“Nature in Culture” at the Art Gallery of Peterborough
There is a common thread running through the work currently on display at the Art Gallery of Peterborough.
While the ramp area of the gallery features tree-themed works from the permanent collection, the main gallery space takes nature to new extremes with the “Nature in Culture” exhibition by Melissa Doherty and Sarah Maloney.
Large, hyperrealistic oil-on-canvas works of foliage dominate the large open space. Artist Melissa Doherty goes well beyond what a camera might achieve, and treats the leaves and needles of various specimens with subtle brushstrokes and infinite detail.
Stand close to these pieces and they seem to envelope you. Each piece is isolated, leaving plenty of breathing room between works. You’ll want to stand close and far away, to take these works in from various perspectives.
Juxtaposed with Doherty’s realistic and natural works are various furniture pieces that artist Sarah Maloney has amended with floral sculpture. She has taken pristine antique chairs and furniture and added bronze floral figures in bold, non-traditional places. Beautifully detailed lillies stand tall amongst chair rails, peaking from table surfaces or from behind upholstered seats. What a delight! Placed throughout the main gallery space, these orderly arrangements demand to be investigated.

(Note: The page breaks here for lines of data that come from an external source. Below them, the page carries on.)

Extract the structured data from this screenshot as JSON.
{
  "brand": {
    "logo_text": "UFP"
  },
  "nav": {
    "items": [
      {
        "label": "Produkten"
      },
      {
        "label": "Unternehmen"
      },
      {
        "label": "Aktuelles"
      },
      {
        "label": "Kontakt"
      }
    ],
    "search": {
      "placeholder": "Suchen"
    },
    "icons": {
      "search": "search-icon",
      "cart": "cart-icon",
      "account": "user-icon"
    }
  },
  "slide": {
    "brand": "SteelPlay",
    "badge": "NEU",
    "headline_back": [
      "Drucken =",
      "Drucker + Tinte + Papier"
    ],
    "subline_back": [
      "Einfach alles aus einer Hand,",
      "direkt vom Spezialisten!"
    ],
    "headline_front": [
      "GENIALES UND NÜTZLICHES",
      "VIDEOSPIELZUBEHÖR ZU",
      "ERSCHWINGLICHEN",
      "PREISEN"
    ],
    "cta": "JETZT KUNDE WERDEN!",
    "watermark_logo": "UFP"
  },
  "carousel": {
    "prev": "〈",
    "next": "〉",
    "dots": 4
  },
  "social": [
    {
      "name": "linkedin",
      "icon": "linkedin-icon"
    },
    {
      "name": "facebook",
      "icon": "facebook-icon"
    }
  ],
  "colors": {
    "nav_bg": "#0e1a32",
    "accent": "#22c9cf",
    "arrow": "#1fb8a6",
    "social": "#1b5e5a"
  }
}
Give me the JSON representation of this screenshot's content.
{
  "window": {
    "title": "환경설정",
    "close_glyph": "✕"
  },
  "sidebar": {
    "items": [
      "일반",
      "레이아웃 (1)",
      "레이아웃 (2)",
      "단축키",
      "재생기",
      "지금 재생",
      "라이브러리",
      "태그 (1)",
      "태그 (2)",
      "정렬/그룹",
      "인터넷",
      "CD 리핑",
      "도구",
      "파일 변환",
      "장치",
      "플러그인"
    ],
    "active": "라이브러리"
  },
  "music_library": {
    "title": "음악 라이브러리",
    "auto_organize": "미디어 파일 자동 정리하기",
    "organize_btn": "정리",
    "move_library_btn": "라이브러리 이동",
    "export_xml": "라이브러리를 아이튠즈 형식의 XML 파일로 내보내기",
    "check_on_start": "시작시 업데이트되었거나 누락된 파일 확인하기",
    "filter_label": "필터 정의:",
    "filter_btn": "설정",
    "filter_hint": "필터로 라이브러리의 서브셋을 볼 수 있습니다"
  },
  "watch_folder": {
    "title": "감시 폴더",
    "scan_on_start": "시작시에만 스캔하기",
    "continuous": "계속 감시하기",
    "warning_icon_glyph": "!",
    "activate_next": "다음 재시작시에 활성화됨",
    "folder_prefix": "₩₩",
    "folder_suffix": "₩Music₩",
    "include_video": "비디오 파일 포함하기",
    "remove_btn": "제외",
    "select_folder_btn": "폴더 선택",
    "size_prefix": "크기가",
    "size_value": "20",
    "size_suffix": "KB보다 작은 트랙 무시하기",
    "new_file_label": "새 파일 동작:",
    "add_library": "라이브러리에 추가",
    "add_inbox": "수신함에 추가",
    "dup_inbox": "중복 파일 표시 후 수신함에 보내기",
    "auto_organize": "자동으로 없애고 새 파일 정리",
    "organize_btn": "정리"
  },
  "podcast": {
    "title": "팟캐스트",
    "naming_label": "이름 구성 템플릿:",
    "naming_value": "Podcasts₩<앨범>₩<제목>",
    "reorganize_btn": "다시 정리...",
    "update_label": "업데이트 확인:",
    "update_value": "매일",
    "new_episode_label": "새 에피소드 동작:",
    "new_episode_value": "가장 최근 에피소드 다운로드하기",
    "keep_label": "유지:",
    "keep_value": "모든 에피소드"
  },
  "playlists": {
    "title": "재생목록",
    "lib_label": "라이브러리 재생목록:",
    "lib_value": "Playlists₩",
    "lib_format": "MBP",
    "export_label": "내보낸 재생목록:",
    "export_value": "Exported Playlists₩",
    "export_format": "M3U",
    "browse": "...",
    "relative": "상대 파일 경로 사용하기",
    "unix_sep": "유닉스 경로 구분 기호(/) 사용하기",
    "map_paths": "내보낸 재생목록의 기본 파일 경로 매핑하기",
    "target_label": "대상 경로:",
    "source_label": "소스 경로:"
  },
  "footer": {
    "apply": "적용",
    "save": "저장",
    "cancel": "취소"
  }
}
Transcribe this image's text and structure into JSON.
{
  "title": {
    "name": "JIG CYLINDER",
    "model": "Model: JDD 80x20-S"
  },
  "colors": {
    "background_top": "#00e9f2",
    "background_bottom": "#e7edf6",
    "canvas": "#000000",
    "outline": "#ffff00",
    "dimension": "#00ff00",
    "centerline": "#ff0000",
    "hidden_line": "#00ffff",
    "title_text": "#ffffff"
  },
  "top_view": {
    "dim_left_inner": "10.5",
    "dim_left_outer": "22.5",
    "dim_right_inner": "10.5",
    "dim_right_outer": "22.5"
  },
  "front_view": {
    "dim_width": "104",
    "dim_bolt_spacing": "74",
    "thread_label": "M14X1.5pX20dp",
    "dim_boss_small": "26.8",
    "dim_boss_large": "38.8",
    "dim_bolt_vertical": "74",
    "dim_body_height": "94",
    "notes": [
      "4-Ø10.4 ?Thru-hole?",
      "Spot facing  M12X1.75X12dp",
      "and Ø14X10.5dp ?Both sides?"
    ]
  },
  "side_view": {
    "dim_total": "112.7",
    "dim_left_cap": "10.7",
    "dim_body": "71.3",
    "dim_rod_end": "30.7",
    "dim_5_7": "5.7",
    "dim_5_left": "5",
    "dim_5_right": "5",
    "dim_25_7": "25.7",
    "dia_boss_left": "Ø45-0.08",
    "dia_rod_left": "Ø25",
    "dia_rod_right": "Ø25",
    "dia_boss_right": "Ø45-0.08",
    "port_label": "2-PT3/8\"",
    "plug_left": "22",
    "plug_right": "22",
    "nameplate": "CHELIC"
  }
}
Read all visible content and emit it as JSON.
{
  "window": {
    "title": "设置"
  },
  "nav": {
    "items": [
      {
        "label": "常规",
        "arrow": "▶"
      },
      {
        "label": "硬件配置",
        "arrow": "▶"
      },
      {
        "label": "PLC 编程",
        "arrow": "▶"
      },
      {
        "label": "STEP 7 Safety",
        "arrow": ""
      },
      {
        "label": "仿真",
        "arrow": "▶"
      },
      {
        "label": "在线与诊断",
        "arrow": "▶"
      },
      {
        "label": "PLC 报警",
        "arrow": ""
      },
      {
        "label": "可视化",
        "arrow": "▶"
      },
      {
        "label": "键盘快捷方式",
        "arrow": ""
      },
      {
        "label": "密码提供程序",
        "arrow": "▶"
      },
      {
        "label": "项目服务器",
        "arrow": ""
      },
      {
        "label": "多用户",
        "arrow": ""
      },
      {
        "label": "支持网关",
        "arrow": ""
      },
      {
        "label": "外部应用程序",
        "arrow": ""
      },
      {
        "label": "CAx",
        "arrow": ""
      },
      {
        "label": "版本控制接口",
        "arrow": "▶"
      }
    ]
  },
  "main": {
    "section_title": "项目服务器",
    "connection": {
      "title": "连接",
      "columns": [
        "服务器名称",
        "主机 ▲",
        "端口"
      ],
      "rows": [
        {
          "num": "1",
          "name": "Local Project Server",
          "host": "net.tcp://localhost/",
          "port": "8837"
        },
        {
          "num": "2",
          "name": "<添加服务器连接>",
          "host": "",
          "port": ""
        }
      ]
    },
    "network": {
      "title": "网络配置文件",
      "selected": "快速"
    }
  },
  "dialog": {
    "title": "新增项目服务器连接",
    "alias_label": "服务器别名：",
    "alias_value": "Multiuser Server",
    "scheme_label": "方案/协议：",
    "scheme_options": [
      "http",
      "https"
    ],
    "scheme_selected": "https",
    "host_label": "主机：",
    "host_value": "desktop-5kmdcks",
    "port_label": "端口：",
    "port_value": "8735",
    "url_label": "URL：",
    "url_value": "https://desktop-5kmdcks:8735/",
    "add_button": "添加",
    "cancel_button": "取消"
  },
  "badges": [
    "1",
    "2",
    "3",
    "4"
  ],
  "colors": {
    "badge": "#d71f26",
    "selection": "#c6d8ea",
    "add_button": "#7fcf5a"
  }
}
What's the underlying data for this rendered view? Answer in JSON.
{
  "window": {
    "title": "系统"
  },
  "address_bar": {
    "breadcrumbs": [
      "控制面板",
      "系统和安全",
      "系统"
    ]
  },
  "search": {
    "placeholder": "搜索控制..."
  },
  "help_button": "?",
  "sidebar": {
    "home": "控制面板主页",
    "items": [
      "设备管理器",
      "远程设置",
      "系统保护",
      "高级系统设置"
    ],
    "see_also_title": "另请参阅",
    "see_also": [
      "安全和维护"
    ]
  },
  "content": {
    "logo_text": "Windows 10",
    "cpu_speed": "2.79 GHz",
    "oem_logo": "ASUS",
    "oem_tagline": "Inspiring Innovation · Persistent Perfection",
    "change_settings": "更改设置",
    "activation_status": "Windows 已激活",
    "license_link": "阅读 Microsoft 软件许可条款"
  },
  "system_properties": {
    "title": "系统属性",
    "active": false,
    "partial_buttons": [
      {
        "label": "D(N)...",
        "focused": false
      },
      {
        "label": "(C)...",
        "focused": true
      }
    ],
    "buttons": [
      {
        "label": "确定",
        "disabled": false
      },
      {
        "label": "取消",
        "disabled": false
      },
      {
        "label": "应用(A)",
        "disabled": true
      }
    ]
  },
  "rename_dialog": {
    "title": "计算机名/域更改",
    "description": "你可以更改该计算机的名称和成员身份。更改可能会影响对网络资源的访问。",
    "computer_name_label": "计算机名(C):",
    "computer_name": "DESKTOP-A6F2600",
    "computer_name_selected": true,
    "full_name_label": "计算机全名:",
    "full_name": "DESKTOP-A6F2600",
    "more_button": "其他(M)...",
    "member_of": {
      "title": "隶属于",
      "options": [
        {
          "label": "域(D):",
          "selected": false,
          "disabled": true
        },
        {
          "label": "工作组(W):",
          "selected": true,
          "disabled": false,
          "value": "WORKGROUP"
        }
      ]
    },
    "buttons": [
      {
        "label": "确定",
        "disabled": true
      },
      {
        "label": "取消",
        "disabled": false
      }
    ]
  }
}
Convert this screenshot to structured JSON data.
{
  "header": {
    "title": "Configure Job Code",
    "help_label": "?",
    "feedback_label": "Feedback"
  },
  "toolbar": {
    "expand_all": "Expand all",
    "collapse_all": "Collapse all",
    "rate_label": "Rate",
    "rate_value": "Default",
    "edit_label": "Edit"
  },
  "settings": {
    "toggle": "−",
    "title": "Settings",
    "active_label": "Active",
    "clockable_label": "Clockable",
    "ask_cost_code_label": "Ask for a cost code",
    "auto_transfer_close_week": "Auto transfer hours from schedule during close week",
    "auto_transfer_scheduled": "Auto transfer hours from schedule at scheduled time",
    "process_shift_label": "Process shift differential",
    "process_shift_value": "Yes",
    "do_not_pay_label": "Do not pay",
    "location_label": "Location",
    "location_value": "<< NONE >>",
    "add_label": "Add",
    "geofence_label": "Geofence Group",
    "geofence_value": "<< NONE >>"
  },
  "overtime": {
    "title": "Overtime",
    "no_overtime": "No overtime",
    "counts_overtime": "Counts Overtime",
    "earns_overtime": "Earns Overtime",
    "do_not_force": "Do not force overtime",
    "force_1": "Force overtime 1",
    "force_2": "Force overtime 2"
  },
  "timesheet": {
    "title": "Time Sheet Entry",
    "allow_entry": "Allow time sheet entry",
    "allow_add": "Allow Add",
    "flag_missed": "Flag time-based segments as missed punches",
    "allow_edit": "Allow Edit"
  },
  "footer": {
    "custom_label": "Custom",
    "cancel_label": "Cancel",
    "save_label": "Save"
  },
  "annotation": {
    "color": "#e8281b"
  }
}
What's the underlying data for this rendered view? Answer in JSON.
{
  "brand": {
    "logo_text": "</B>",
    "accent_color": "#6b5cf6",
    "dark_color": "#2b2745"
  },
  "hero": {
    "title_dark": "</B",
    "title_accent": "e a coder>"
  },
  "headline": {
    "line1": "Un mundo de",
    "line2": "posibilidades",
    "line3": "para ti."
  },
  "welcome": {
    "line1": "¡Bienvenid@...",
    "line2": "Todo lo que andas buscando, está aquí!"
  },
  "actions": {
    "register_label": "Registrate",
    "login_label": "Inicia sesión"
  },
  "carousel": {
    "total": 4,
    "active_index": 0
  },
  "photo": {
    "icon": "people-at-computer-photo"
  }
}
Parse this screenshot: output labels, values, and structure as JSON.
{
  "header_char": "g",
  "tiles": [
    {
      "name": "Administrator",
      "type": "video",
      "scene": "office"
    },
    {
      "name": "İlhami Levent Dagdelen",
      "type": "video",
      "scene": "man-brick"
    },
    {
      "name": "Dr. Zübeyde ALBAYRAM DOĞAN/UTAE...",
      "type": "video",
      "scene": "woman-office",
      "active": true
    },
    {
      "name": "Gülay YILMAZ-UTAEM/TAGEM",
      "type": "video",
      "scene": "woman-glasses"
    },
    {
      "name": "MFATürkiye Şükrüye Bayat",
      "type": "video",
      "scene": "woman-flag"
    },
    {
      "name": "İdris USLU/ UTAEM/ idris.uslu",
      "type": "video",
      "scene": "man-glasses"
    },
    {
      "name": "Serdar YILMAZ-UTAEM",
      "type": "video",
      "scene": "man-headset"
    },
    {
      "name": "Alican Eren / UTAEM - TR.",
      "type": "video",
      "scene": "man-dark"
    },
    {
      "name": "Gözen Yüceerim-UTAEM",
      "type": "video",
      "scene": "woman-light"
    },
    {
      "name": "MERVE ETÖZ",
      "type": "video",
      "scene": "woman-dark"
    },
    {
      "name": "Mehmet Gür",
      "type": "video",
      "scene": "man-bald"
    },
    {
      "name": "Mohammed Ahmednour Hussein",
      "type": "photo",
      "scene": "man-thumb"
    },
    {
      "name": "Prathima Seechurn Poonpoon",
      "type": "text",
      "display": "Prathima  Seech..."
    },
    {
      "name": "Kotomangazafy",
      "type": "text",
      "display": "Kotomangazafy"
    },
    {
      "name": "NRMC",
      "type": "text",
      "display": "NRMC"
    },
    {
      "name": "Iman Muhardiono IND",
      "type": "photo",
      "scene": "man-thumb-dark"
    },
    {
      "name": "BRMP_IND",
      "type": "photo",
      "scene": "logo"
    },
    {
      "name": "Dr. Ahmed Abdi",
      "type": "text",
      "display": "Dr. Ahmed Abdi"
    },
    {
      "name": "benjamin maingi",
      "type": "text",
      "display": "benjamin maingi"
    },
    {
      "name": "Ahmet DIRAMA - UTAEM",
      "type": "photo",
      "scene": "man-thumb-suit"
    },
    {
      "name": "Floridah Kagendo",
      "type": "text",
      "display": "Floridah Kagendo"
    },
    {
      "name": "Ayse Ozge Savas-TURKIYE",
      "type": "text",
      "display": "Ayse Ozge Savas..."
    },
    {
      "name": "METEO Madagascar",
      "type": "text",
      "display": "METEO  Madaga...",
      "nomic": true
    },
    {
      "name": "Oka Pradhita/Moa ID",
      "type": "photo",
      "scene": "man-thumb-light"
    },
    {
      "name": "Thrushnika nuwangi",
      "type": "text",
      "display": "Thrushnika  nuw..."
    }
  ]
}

From the entranceway and up the ramp are tree-themed images, including a lovely and glowing work by Marilyn Gosselin, the work of Maishel Teitelbaum, and others. I love it when various works get pulled from the vault for a spell, as this rewards those who visit regularly.
The “Nature in Culture” exhibition runs at the Art Gallery of Peterborough (250 Crescent St., Peterborough) until June 2.
Jim Verburg at Artspace
There is something quietly transformative going on at Artspace. The works presented here by Toronto artist Jim Verburg are geometric, stark, subtle in detail, and highly contrasting from piece to piece.
Some are placed to be taken in individually. Others are in obvious groupings, co-joining across the space and forming an aura of disquieting calm.
There are oblique environmental textures, framed and turned on their side. Large paper photocopies, obviously folded and then flattened again, appear worn and fragile in mostly neutral tones. Warm reds and flat blacks — book-ended with cream whites, faded newsprint greys, and dull whites — imbue the show with a faded post-industrial-age glow.
“Untitled Installation (Weights and Measures)” by Jim Verburg is on display at Artspace (378 Aylmer St. N., Peterborough) until April 27.
“MadMen on the Otonabee” at Artspace
It gets even more exciting at Artspace with a second installation that opened on March 28th for one week.
“MadMen on the Otonabee” explores and celebrates the legacy of Ron Thom’s interior design work at Trent University. Curated by Richard Love, the exhibition brings some of the chairs, tables, and furniture — which have been a fixture at Trent since the university opened — into the Artspace space.
Nestled among Verburg’s work, these classic mid-century furniture pieces blend well and prove to be a match made in art-heaven.
Be quick though, the Thom work is only installed at Artspace (378 Aylmer St. N., Peterborough) until April 6.
All photos by Jeff Macklin.